### Task to carry out:
Report every line of the records that contains the word "Precio".

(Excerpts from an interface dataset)
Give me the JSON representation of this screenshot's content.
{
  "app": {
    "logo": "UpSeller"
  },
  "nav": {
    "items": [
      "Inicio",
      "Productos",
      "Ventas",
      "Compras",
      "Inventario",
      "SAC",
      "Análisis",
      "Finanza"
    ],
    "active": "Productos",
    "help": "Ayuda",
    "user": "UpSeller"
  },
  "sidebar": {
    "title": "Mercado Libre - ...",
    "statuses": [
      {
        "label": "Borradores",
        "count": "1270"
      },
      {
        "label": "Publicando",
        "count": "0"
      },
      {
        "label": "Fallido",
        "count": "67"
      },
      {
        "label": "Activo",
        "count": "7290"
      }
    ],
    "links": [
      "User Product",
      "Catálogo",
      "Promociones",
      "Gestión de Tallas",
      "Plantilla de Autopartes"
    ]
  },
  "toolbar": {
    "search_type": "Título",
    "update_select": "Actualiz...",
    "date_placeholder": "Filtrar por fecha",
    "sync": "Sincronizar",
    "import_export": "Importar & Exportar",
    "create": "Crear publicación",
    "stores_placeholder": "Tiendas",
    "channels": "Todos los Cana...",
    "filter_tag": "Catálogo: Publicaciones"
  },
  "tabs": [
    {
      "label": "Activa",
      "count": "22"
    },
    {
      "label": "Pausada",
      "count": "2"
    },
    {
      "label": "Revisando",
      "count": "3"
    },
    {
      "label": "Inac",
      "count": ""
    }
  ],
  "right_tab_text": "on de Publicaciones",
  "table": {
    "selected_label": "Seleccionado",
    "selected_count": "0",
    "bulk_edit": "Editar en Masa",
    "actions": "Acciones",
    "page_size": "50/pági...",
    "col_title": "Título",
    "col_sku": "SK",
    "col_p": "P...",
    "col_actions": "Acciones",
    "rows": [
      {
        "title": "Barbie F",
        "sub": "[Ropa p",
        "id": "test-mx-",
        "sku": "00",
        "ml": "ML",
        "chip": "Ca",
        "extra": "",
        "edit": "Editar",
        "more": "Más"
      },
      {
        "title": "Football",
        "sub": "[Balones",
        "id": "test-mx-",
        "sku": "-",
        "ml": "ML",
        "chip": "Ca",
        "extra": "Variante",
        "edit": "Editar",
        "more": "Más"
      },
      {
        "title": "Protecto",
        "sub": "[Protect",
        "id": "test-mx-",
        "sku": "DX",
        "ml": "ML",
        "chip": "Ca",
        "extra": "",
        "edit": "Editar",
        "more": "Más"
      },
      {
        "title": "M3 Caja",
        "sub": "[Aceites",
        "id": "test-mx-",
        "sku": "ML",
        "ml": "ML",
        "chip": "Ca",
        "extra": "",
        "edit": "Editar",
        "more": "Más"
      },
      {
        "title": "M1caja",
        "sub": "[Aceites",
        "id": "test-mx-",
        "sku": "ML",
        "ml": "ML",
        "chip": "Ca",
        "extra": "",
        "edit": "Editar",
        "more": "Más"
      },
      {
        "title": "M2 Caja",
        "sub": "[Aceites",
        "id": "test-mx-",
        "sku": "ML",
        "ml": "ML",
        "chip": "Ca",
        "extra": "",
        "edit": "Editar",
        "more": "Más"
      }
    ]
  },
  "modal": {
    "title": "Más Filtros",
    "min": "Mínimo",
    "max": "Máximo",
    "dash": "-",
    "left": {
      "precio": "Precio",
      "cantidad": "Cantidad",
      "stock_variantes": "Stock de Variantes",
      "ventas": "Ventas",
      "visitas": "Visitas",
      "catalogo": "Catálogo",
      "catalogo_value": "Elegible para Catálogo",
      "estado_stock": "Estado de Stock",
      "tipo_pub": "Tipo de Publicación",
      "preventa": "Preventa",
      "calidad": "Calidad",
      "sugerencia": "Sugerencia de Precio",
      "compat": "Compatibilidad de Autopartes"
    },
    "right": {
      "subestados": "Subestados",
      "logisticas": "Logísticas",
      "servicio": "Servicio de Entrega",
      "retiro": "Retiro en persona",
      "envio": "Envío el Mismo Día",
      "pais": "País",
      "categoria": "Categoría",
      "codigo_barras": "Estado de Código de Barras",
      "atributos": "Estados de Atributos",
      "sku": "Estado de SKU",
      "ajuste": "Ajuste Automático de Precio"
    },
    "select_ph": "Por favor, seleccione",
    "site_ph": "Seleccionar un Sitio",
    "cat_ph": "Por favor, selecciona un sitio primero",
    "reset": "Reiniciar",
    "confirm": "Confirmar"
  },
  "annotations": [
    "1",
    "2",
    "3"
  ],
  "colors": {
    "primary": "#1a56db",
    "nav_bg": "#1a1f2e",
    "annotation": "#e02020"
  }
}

### Answer to this exercise:
      "precio": "Precio",
      "sugerencia": "Sugerencia de Precio",
      "ajuste": "Ajuste Automático de Precio"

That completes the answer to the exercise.